  • copying and pasting text from the Internet into your assignment without indicating the source

  • copying some or all of a friend's essay into yours

  • buying an essay online or from another source

Find out more about what the University considers to be plagiarism and what happens if you plagiarise, in the Regulation on Unacceptable Academic Practice.

The consequences are serious: 

  • taught students can be excluded from the University
  • research postgraduates can have their thesis failed

When you hand in an assignment you must sign a cover sheet to indicate that you understand the consequences if you plagiarise.

The University online submission software Turnitin will check your assignment for evidence of plagiarism and whoever is marking your assignment will see the report it produces.

Our Referencing & Plagiarism Awareness LibGuide

Take a look at our in-depth Referencing and Plagiarism Awareness LibGuide to learn more about how to correctly reference all of the information sources that you use in your coursework, as well as the potential consequences of failing to acknowledge or cite these sources. 

Once you have completed the guide, you can then test your knowledge with our quiz which will take around 15 minutes to complete .

Academic Writing Video

Discover these and more in the library

Free courses

There are a number of free courses that you could attend focusing specifically on referencing. Have a look at the list of courses by clicking the links below. 

Free undergraduate courses.
Free postgraduate courses.

Referencing Software

There is reference management software available to help you organise your references and format your citations and bibliographies.

Citations and Bibliography in Microsoft Word

There is a feature in Microsoft Word for creating in text-citations and bibliographies. It is called Citations & Bibliography and you can find it on the References tab in Word. N.B. you do have to type in the reference details yourself so this is only useful if you are only citing a small number of references. Also it is not designed for use with footnotes.


EndNote is a desktop bibliographic referencing application for gathering bibliographic references from online databases; amending, managing and storing references; formatting the references from a range of citation styles provided and exporting the references as footnotes, endnotes and bibliographies into Microsoft Word documents.

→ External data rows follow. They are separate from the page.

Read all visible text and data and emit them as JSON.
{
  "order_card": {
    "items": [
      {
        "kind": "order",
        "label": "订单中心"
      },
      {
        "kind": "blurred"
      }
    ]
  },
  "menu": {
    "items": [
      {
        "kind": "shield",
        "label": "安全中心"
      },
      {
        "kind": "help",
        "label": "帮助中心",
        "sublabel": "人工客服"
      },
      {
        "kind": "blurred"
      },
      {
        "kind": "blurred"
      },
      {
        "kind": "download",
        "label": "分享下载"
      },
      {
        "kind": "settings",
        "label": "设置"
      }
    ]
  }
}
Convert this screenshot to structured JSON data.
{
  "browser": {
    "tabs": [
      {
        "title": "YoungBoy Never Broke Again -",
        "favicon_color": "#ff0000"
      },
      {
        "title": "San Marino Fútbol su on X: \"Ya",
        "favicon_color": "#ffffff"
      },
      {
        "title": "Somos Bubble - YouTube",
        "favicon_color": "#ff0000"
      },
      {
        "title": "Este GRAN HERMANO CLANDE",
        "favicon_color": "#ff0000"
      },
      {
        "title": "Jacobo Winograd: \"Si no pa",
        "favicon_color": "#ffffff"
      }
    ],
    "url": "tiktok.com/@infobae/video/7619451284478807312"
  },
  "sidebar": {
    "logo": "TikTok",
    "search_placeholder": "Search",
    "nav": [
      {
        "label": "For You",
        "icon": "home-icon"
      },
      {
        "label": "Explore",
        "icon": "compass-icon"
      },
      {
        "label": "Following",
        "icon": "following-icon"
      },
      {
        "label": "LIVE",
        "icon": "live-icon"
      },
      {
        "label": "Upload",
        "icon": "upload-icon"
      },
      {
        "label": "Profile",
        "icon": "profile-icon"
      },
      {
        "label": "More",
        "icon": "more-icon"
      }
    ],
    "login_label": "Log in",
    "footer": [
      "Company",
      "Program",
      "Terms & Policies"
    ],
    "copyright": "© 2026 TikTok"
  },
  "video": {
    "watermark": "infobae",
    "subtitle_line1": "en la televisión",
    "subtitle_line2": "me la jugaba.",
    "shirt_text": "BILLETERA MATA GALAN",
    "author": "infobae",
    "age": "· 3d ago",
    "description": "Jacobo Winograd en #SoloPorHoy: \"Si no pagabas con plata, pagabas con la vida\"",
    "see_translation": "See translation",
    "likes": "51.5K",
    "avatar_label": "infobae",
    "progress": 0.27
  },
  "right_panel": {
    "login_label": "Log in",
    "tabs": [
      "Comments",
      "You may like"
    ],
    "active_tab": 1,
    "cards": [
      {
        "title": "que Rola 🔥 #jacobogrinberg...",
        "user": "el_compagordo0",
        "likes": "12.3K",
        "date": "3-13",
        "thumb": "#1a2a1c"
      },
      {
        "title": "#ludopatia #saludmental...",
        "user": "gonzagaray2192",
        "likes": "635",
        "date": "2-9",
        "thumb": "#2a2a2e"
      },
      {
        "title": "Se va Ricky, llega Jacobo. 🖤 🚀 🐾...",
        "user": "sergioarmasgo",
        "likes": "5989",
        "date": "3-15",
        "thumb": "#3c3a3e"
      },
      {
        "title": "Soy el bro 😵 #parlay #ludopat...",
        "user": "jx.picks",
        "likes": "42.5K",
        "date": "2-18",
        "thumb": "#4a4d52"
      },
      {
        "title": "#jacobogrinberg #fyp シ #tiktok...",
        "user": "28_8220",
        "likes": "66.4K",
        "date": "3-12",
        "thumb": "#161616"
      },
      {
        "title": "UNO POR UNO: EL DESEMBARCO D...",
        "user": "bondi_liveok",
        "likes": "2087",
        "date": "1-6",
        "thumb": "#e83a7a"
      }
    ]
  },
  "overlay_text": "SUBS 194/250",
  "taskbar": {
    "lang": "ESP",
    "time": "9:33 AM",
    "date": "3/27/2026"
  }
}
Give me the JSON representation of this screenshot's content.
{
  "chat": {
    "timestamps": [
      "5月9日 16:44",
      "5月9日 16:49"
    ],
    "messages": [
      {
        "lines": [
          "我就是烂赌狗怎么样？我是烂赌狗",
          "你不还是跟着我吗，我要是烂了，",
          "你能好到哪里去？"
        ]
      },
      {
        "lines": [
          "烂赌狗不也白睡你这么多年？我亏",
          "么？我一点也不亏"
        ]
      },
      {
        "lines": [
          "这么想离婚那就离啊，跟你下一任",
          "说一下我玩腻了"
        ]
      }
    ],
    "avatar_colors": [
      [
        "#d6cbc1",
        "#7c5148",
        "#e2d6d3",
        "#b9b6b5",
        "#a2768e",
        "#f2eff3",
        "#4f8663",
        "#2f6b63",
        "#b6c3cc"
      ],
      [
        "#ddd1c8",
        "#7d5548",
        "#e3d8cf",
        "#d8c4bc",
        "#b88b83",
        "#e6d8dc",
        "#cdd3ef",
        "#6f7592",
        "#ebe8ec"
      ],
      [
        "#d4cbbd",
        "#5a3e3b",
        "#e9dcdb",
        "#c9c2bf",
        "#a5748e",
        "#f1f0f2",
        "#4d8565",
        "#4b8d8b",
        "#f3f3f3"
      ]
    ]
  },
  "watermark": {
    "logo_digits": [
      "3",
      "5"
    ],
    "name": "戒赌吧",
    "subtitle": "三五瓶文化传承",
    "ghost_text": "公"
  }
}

Contacting Lloyd

Contact Lloyd, your Subject Librarian if you have a library query or would like to arrange a 1:1 online appointment via MS Teams:

Book an online appointment